Now that we've covered general advice for storing and using API tokens, let's review common options for securing your API. We'll cover the different types of API tokens, touch on the advantages and disadvantages of each, and summarize with suggestions and a recommended approach.
First, let's dig into some best practices:
The first approach, implementing an OAuth 2.0 Resource Server, is intended to be used when an application is acting on behalf of the person using the app. The Instagram and Spotify APIs are great examples where every action of the API needs the user's context to make sense.
The second approach, using an API token, is the best approach for automated software. Stripe, Twilio, and SendGrid are examples of this type of an API. While you certainly can, and eventually should consider, implementing OAuth 2.0 access tokens, doing so may be more overhead than telling your users to just use an API token.
Regardless of approach, the following patterns apply:
Authorization: Bearerheader for authenticating to your API. The single most important reason is that URL parameters are captured in server access logs and caches. Any "secret" included as a parameter is no longer a secret. As a standard defined by RFC 6750, most HTTP clients have built-in methods for using Bearer tokens.

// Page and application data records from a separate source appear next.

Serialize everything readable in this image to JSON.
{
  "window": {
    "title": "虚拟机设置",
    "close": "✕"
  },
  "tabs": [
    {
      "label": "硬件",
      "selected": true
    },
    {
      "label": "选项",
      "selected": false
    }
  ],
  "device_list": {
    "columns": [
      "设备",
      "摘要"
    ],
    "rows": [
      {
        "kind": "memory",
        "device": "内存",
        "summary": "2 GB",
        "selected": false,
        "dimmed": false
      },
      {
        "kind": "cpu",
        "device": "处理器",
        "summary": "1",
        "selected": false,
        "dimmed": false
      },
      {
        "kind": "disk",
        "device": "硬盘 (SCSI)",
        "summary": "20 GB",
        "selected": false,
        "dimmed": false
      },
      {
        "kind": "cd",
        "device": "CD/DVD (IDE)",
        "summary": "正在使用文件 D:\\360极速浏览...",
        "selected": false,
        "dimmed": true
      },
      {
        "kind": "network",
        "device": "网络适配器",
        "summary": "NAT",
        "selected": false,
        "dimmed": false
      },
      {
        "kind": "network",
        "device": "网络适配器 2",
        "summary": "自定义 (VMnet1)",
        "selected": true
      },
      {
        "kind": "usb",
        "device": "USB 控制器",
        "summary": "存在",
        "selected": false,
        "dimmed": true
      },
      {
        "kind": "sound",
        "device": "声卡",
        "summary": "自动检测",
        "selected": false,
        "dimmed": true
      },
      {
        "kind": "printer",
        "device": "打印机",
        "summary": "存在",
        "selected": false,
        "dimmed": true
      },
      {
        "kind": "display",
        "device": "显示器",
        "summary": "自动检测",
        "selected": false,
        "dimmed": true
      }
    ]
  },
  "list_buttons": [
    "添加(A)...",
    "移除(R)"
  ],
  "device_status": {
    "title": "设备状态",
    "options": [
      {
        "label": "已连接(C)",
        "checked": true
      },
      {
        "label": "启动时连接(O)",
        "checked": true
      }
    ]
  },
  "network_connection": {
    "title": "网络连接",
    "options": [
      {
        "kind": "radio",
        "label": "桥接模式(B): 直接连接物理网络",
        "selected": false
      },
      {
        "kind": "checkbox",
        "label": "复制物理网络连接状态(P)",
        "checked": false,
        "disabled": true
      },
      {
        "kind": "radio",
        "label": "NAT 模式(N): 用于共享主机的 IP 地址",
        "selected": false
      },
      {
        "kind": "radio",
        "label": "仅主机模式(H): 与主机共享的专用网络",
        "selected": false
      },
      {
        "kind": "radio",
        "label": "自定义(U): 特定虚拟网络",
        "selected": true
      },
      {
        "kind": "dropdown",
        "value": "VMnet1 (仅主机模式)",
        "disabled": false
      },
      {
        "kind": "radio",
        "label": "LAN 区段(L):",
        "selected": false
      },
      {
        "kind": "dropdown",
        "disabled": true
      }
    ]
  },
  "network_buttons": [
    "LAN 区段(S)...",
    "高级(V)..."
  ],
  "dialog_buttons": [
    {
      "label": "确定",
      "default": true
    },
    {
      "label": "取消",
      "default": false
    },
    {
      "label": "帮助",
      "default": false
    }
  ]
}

Another important thing to keep in mind is that by using a JWT as a Bearer token, you can support both token types that we describe above. A JWT works equally well as an OAuth 2.0 access token or as an "opaque" generic API token. You could start by just offering authenticating with an API token, but later add support for OAuth 2.0 and give your customers the features that OAuth 2.0 easily enables like automatic rotation of access tokens. You and your users get a clear, simple upgrade path for the life of your API.